We have also just started a track squad with mainly sprint athletes however we do have some athletes competing in jumps and middle distance events. The aim of this project is to integrate our services into a cohesive working environment.
In your current role, you wear many ‘hats’, being an ex-athlete, and having formal qualifications in various areas; What are the advantages to having a high level of knowledge in many areas?
The biggest advantage is that I don’t see things in boxes. I think all too often people put injuries or performance issues into boxes and the reality is that they are multi-factorial and should be seen as such. Hamstring injuries are a prime example of this. There was conjecture recently at the 2015 Football Medicine Conference about why hamstring injury numbers continue to rise in elite European football clubs. You look at the great work done by Carl Askling, Anthony Shield and David Opar on eccentric hamstring strength injuries and think maybe it is as simple as eccentric loading, but this is just one small part of the picture. It is pretty clear that training loads (specifically high intensity training stress), soft tissue integrity and running mechanics all play a huge part in hamstring injuries.
So as an example when we have an athlete come in that has sustained a hamstring injury we work with them and their sports coach (if relevant) to improve strength, soft tissue issues, running mechanics and identify if training loads have contributed to injury.
Having some knowledge in all of these areas helps to see issues along a broader spectrum.
Specific to your coaching, I understand you spent some time at the World Athletics Centre in Phoenix Arizona, where the likes of Dan Pfaff and Stu McMillan coach. Can you provide some insight into your experience and any ideas you put into practice upon returning to Australia.
The experience was great. I think the best part about it was the exposure to coaches that have attained regular success over long periods of time. With both Stu and Dan being based at UK Athletics in the lead up to the successful London campaign it was an interesting insight into what they felt were the important factors that go into ongoing success.
The premise that they live by is that athlete health is key to long term results. Unfortunately, some coaches particularly in track and field forget this, but for obvious reasons success cannot happen if the athlete is on the sideline. So, to see this philosophy being practiced first hand was extremely informative.
It is obviously different being involved in an individual sport but they also worked to coach the athlete rather than the event, this was in regards to how they attacked both the physical but also the mental preparation of the athlete. A basic example of this was how and when they delivered feedback with different athletes. By identifying how certain athletes like to learn or best acquire skills the coaches would alter their feedback depth, duration and timing. So following training runs or lifts in the gym some athletes may receive feedback on performance following each exercise. Others may not receive feedback until after the session and some at a later date.
The other key thing with coaching the athlete is not trying to fit athletes into certain training schemes if they don’t work for them.

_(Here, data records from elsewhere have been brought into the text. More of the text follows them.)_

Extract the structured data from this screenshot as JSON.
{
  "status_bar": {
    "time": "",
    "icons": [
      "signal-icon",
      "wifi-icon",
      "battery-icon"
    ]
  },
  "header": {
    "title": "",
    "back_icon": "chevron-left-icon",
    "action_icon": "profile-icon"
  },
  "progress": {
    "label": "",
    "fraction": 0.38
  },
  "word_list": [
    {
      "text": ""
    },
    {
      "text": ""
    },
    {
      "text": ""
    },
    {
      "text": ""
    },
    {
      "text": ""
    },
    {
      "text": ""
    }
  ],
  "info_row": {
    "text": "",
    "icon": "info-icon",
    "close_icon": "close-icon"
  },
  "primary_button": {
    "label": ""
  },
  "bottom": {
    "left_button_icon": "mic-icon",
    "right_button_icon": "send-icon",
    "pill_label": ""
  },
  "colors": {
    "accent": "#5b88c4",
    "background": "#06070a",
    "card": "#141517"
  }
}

It seems pretty common sense but I know that I definitely have fallen into the trap of pushing athletes when all of the signs were that we shouldn’t have pushed, all because I had it written on the plan.
Stay tuned for Part 2 of this interview…
Follow John on Twitter: @MelbAthDevelopment
or at his website